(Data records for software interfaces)
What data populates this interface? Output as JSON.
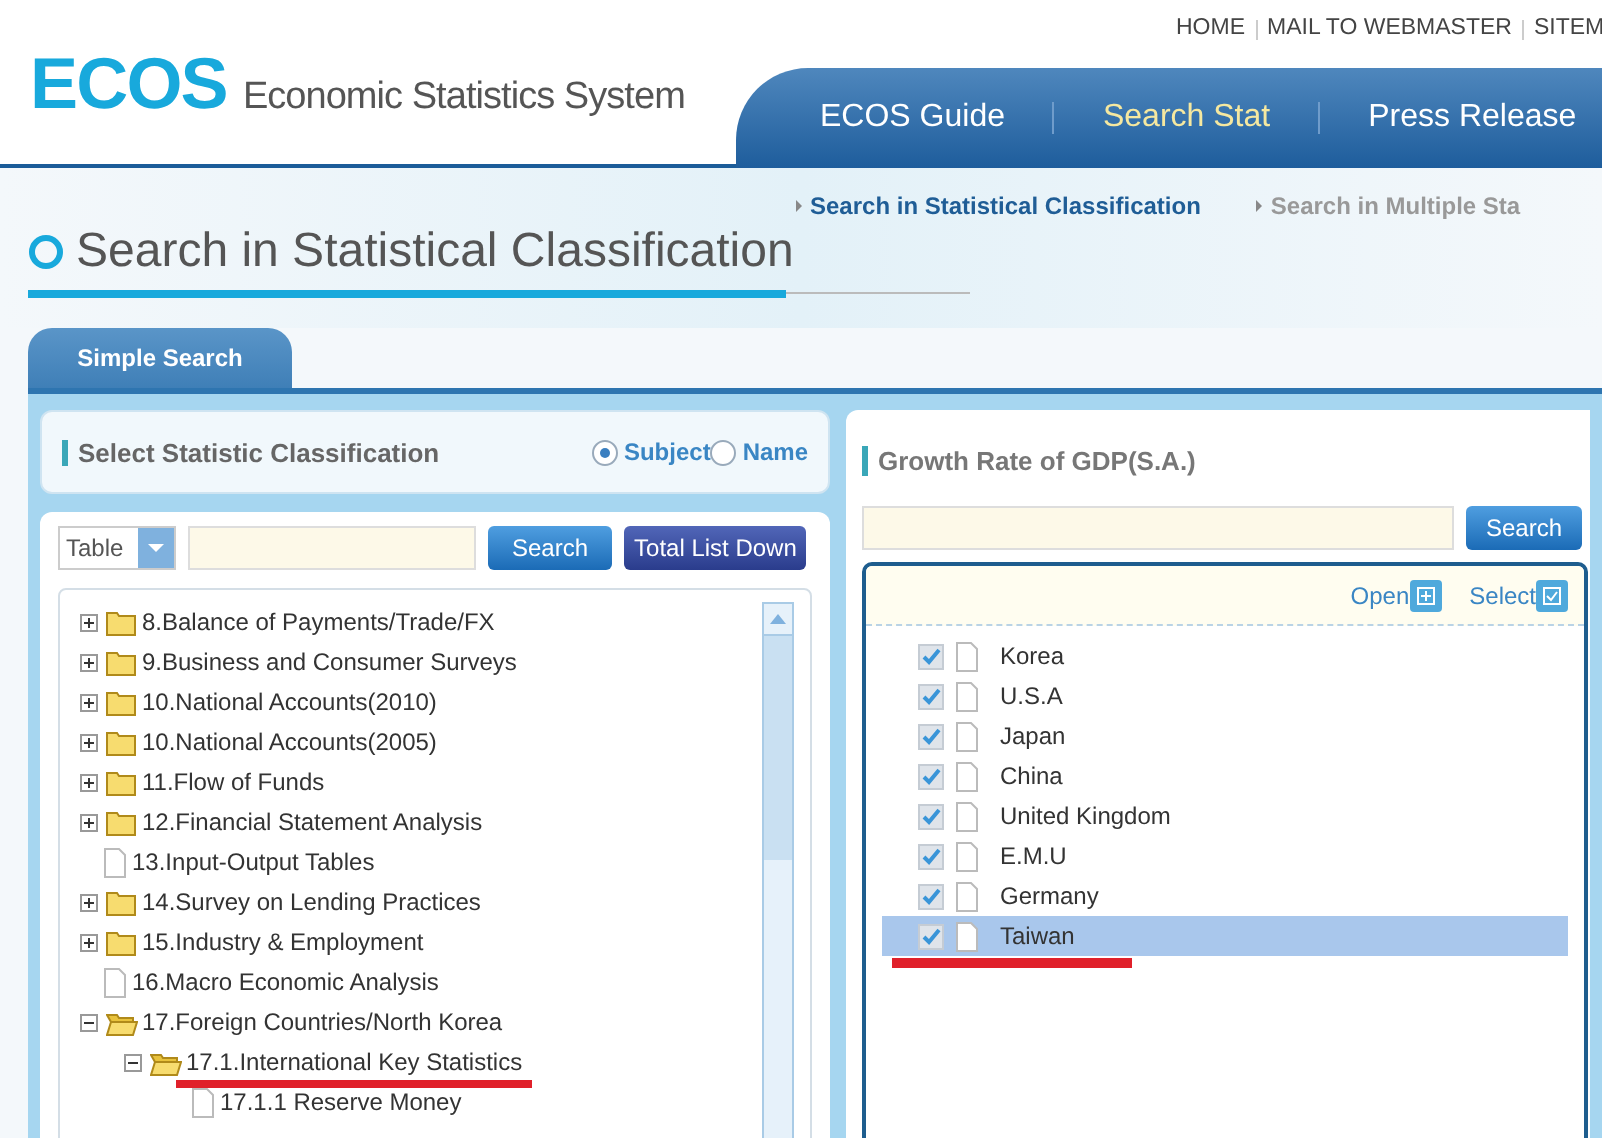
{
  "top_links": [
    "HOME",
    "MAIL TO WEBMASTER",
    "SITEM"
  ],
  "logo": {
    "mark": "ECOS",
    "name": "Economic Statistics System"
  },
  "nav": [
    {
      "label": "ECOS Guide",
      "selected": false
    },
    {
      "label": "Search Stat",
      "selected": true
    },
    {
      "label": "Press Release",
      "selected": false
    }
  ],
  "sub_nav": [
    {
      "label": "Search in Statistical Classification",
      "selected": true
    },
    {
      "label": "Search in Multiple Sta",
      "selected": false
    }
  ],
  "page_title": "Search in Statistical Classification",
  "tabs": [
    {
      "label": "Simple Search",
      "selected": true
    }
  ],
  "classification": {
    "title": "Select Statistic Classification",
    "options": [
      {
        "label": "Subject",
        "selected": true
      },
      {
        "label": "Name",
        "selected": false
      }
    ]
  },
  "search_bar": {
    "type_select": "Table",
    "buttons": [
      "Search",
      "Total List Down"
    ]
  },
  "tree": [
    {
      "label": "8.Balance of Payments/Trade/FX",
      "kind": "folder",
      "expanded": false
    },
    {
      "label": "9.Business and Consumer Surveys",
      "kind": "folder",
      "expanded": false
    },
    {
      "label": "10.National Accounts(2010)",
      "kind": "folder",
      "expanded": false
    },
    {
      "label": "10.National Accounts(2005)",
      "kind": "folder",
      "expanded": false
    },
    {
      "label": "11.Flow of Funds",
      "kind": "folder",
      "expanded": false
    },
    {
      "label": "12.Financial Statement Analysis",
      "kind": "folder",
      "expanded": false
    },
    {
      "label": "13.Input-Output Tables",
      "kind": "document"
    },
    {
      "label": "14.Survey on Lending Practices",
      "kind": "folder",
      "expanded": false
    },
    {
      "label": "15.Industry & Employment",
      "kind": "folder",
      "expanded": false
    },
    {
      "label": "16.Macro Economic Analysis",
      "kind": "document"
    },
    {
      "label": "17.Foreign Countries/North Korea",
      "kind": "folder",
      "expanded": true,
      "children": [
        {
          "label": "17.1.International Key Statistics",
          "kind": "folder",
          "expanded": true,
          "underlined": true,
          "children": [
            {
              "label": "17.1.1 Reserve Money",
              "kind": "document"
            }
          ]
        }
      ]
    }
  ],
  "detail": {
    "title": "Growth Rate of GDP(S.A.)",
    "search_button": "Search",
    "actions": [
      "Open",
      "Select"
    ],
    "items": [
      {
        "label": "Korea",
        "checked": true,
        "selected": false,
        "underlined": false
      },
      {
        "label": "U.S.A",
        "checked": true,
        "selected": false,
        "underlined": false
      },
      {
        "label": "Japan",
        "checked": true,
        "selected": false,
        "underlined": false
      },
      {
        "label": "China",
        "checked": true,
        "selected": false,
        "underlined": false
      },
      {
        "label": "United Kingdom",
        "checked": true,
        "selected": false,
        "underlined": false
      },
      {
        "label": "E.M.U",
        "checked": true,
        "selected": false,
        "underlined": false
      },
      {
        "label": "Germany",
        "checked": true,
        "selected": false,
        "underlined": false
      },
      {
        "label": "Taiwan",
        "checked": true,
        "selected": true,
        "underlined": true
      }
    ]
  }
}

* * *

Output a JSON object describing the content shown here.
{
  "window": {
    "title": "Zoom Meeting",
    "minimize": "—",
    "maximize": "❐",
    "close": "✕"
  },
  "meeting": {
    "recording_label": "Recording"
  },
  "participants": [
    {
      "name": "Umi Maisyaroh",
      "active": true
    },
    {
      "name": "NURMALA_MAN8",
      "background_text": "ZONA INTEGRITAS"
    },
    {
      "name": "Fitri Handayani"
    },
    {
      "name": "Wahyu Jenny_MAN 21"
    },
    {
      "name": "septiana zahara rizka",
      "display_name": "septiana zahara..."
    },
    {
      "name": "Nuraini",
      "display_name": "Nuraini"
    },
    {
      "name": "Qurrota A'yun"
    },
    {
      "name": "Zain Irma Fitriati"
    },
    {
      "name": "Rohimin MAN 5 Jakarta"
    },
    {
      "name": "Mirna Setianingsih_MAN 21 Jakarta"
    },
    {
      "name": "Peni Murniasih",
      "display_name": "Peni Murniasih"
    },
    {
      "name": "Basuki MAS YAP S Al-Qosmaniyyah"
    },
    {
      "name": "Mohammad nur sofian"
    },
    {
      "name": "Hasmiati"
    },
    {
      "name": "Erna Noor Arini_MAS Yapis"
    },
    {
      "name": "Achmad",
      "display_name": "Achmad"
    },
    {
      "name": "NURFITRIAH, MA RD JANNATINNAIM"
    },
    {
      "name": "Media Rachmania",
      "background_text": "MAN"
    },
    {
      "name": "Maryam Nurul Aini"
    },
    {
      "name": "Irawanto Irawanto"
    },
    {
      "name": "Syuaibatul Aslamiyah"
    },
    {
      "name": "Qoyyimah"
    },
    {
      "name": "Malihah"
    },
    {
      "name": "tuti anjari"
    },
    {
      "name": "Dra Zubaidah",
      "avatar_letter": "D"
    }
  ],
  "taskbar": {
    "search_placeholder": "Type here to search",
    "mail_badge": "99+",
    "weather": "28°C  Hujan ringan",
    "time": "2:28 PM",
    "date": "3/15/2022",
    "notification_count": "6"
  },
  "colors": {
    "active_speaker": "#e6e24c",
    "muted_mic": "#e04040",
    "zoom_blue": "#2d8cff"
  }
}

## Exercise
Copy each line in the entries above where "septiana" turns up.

## Answer to the exercise
      "name": "septiana zahara rizka",
      "display_name": "septiana zahara..."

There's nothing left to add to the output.